Lawyers, by nature, are not very optimistic people. Maybe it’s a function of assessing risk constantly — with your ass on the line no less. Or just that lawyers tend to get called in after the s**t has hit the fan, so we aren’t generally exposed to the very best of humanity.

I can no longer remember if I was an optimistic, glass-half-full kinda person before law school, but surely there was some spark in me that saw the good in people and situations. I know because I just felt that small flame of hope flickering in my chest get extinguished. And it’s all because of a job posting

So what job is so bad it has me questioning my very faith in humanity?

This job posting comes to us from South Carolina. I can’t pretend I’ve spent a bunch of time in this particular heart of Dixie, but that really isn’t the issue.

The problem, like so many other things, comes down to the money money money. And this illustrious position pays all of $8 an hour.

Yes. Eight.

Sigh.

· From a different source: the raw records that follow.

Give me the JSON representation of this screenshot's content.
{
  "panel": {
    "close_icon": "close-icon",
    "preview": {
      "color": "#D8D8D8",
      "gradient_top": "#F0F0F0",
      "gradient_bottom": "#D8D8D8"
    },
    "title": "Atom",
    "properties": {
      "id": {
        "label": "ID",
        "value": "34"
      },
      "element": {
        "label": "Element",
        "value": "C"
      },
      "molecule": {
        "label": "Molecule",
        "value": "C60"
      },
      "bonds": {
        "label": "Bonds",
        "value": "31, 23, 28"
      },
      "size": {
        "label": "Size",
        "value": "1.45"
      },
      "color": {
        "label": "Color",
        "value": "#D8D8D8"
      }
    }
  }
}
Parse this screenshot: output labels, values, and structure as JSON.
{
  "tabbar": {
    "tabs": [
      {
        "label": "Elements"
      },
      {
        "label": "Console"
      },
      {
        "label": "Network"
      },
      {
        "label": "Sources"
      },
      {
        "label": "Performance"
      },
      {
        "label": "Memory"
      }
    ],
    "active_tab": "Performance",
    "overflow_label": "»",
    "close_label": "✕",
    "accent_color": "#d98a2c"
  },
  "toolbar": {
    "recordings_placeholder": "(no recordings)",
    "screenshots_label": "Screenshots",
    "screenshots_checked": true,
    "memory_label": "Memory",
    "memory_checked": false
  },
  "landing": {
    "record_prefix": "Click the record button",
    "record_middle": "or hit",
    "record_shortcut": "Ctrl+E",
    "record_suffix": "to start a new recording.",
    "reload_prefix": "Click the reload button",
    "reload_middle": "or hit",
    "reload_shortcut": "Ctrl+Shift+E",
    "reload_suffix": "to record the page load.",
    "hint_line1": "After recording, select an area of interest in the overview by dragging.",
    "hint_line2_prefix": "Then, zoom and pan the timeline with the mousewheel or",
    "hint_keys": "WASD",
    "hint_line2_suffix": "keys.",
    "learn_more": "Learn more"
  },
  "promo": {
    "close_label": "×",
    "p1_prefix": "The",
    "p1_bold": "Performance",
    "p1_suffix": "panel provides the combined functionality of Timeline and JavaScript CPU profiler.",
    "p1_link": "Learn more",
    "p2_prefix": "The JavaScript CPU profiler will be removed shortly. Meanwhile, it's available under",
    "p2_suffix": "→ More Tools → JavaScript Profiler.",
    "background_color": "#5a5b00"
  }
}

Yes, eagle-eyed readers may recall that we’ve found a job before that flirted with the minimum wage. And as crazy as it is, the very first time I saw it, I brushed it off. A one-off good for some cheap clicks. But now we are in trend mode. We’re seeing the market — or at least some regional markets — able to sustain this kind of job. This is bad news for all attorneys — but especially those of us in ediscovery. It forces law firms and clients to really question whether the added hourly fee the rest of us are collecting is really worth it.

The truth is, I am not truly worried about my own livelihood. Law firms are used to throwing money at a problem and believing that means they are getting a better solution. They are also nothing if not creatures of habit and it will be a while before that kind of seismic shift occurs.

But what about the children? Or at least those young and naïve enough to go to anything less than a T14 school and expect a wealth of job opportunities. Despite declining enrollment rates, too many of those about to embark on their law school journey will wind up clicking through documents when they’re through. And if they’re lucky enough to find legal work not taken over by the machines they’re likely to take it — even if it’s only 75 cents above minimum wage.

Now how’s that for your return on investment?


Alex Rich is a T14 grad and Biglaw refugee who has worked as a contract attorney for the last 7 years… and counting.  If you have a story about the underbelly of the legal world known as contract work, email Alex at alexrichesq@gmail.com and be sure to follow Alex on Twitter @AlexRichEsq

15 comments
(hidden for your protection)

comments sponsored by

Show all comments

Our Sites

  • Above the Law
  • How Appealing
  • ATL Redline
  • Breaking Defense
  • Breaking Energy
  • Breaking Gov
  • Dealbreaker
  • Fashonista
  •